All I Want for Christmas.
When it comes to getting ready for Christmas, I admit that I can get caught up in the frantic frenzy of holiday hustle in this season. I confess that I make my lists and try to get things crossed off in efficient order. Each year, I think there’s got to be a better way to do Christmas! I try to be more organized, plan ahead, and discard the unnecessary events and items in my world. I’m learning to let go of things that don’t matter and hold on to the people who do.
I also acknowledge that when it really comes down to it, I want, more than anything else, to experience Christmas in my heart. I want to be real about Christmas.
- All I want for Christmas is to reminisce about the things which mattered to me as a child, for those memories will help me shape this season with my own children. I remember a warm home in the coldest winter blizzards, plenty of playmates and playtime, building igloos outside, sledding with wet mittens and cold toes, and drinking homemade hot chocolate that had been simmered in an old kettle on the back burner of the stove. I remember a house that was clean enough to be healthy and dirty enough to be happy. I remember wishing for extravagant gifts and getting, instead, dolls from Goodwill with clothes homemade by an auntie; waiting for days on end, counting how many more nights I’d have to sleep until Christmas morning would finally arrive. My widowed mother didn’t stand in long lines or get up in the middle of the night to be one of the first to enter the doors for early bird specials or limited editions. She didn’t have the time or the money to purchase the latest fad or fashion. She made mistakes as a mother, and so did we as her children. Our home and household was less than perfect. We squabbled, shirked jobs, and blamed others for our wrong-doings. Yet, we were happy. So was she. We had each other, and we were loved.
That’s what I want for Christmas! I enjoy warm memories of reminiscing, and assurance that being together as a family is a memory that will outlast any wrapped package.
- All I want for Christmas, this year, is to remember the reason we celebrate: that a powerful, awesome God chose to give the best He had to offer – His only Son. That this Son came to bring peace to a world enslaved in poverty and sin. And that, in giving a gift to those who have nothing in comparison to return, He showed us how we should live, and how we should choose to give. I want to remember that this season is not about shopping, but about sharing. It is not about fighting over the last item on the shelf, but about forgiveness. This season is not about hoarding possessions for our families, but about heaping blessings on others. At this season, I never want to forget why there is this season to celebrate.
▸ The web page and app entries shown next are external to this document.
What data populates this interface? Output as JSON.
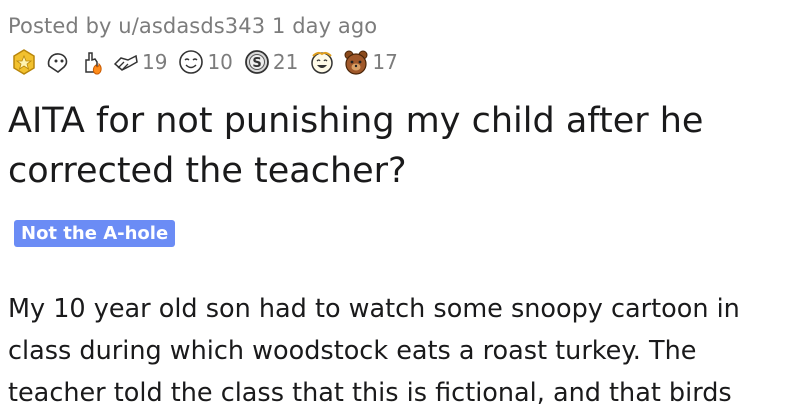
{
  "post": {
    "meta": "Posted by u/asdasds343 1 day ago",
    "title": "AITA for not punishing my child after he corrected the teacher?",
    "flair": "Not the A-hole",
    "body": "My 10 year old son had to watch some snoopy cartoon in class during which woodstock eats a roast turkey. The teacher told the class that this is fictional, and that birds"
  },
  "awards": [
    {
      "icon": "gold-award-icon",
      "count": ""
    },
    {
      "icon": "wholesome-award-icon",
      "count": ""
    },
    {
      "icon": "fire-hand-award-icon",
      "count": ""
    },
    {
      "icon": "helpful-award-icon",
      "count": "19"
    },
    {
      "icon": "face-award-icon",
      "count": "10"
    },
    {
      "icon": "silver-coin-award-icon",
      "count": "21"
    },
    {
      "icon": "laughing-face-award-icon",
      "count": ""
    },
    {
      "icon": "bear-award-icon",
      "count": "17"
    }
  ],
  "colors": {
    "flair_bg": "#6b8cf5",
    "meta_text": "#7c7c7c",
    "title_text": "#1a1a1b"
  }
}
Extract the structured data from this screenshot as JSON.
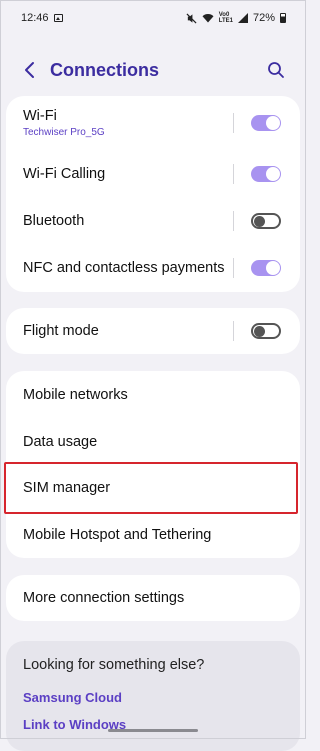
{
  "status_bar": {
    "time": "12:46",
    "signal_text_top": "Vo0",
    "signal_text_bottom": "LTE1",
    "battery_percent": "72%"
  },
  "header": {
    "title": "Connections"
  },
  "icons": {
    "back": "back-arrow-icon",
    "search": "search-icon",
    "gallery": "gallery-icon",
    "mute": "mute-icon",
    "wifi": "wifi-icon",
    "signal": "signal-icon",
    "battery": "battery-icon"
  },
  "colors": {
    "accent": "#3c2da0",
    "link": "#5b3fc4",
    "toggle_on": "#a893f0",
    "highlight": "#d6252d",
    "background": "#f2f1f6"
  },
  "card1": {
    "wifi": {
      "label": "Wi-Fi",
      "sub": "Techwiser Pro_5G",
      "on": true
    },
    "wifi_calling": {
      "label": "Wi-Fi Calling",
      "on": true
    },
    "bluetooth": {
      "label": "Bluetooth",
      "on": false
    },
    "nfc": {
      "label": "NFC and contactless payments",
      "on": true
    }
  },
  "card2": {
    "flight_mode": {
      "label": "Flight mode",
      "on": false
    }
  },
  "card3": {
    "mobile_networks": "Mobile networks",
    "data_usage": "Data usage",
    "sim_manager": "SIM manager",
    "hotspot": "Mobile Hotspot and Tethering"
  },
  "card4": {
    "more": "More connection settings"
  },
  "suggestions": {
    "title": "Looking for something else?",
    "links": [
      "Samsung Cloud",
      "Link to Windows"
    ]
  }
}
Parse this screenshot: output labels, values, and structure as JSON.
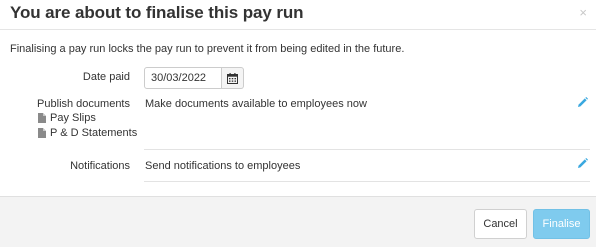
{
  "header": {
    "title": "You are about to finalise this pay run",
    "close_glyph": "×"
  },
  "intro_text": "Finalising a pay run locks the pay run to prevent it from being edited in the future.",
  "date_paid": {
    "label": "Date paid",
    "value": "30/03/2022",
    "icon": "calendar-icon"
  },
  "publish": {
    "label": "Publish documents",
    "documents": [
      "Pay Slips",
      "P & D Statements"
    ],
    "document_icon": "file-icon",
    "value": "Make documents available to employees now",
    "edit_icon": "pencil-icon"
  },
  "notifications": {
    "label": "Notifications",
    "value": "Send notifications to employees",
    "edit_icon": "pencil-icon"
  },
  "footer": {
    "cancel_label": "Cancel",
    "finalise_label": "Finalise"
  },
  "colors": {
    "accent": "#7fcbee",
    "pencil": "#3aa8df"
  }
}
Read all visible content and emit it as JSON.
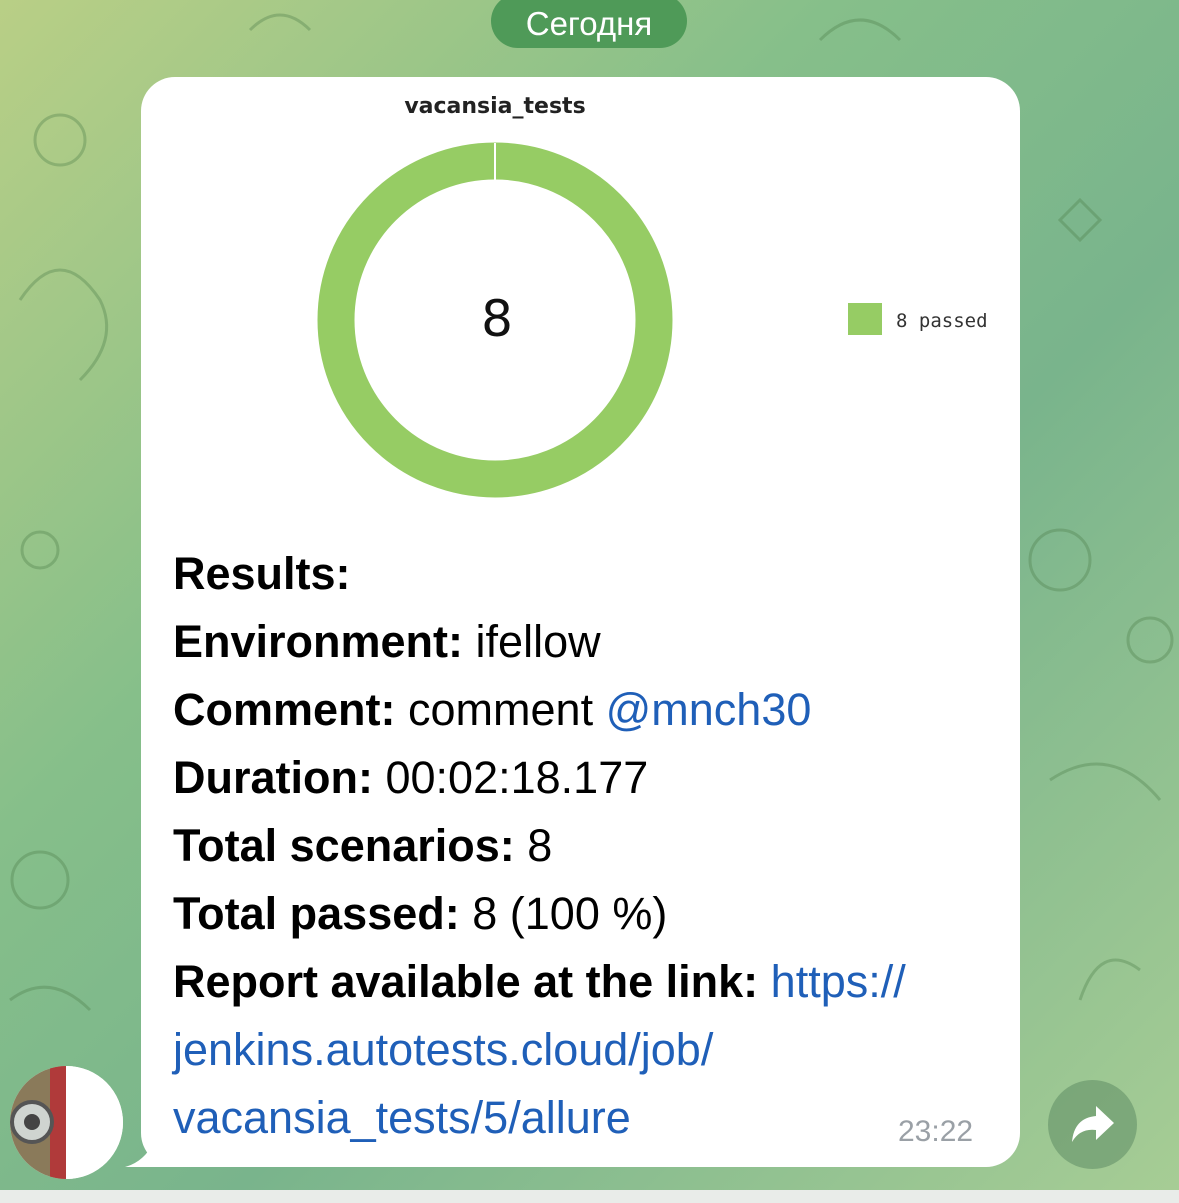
{
  "date_separator": "Сегодня",
  "message": {
    "chart": {
      "title": "vacansia_tests",
      "center_value": "8",
      "legend_label": "8 passed",
      "color_passed": "#96cc64"
    },
    "chart_data": {
      "type": "pie",
      "title": "vacansia_tests",
      "categories": [
        "8 passed"
      ],
      "values": [
        8
      ]
    },
    "results_label": "Results:",
    "environment_label": "Environment:",
    "environment_value": "ifellow",
    "comment_label": "Comment:",
    "comment_value": "comment",
    "comment_mention": "@mnch30",
    "duration_label": "Duration:",
    "duration_value": "00:02:18.177",
    "total_scenarios_label": "Total scenarios:",
    "total_scenarios_value": "8",
    "total_passed_label": "Total passed:",
    "total_passed_value": "8 (100 %)",
    "report_label": "Report available at the link:",
    "report_link_line1": "https://",
    "report_link_line2": "jenkins.autotests.cloud/job/",
    "report_link_line3": "vacansia_tests/5/allure",
    "time": "23:22"
  },
  "icons": {
    "share": "share-arrow-icon",
    "avatar": "sender-avatar"
  }
}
- All I want for Christmas, this year, is to go back to Bethlehem in my mind and re-visit the people and places in the nativity account. Sure, I know the story. I know about the shepherds and the wise men. I know about the wicked King Herod. I know about the angels and how they said, “Peace on earth.” I know when Gabriel visited both Mary and Joseph that the first words out of his mouth were “Fear not.” But I want to think about the people like Zachariah and Elizabeth, Anna (the older woman in the temple) and the man Simeon who acknowledged that now he was ready to die, after he had held the Christ-child. I want to recount the dreams (there were four of them) that God used to give messages to the step-father and the magi. I want to think about how it must have been that night, when the shepherds were on the hillside, watching their flocks as their fathers and grandfathers had done before them; as their sons and grandsons would do after them. I’d like to sit quietly and wonder about what it was like that night in Heaven, where the angels were waiting in the wings, waiting for Showtime when they would be privileged to announce the birth of a baby in a stable; a baby kept warm by swaddling clothes as He lay in a manger; a Baby who would forever change their world – and mine.
- I want to re-tell that story – and mine – to those who will listen. For in the re-telling, I am better able to remember, not only where I’m heading, but also the places from where I have come. In telling the story, I’m challenged to be true to it by the very way I celebrate this season.
This Christmas, I realize again that it really doesn’t matter what I receive or what I am able or unable to afford to give. All that matters,this year, is that I find Christmas in my heart.
[This article was first printed in Discover Southside, an online e-zine.]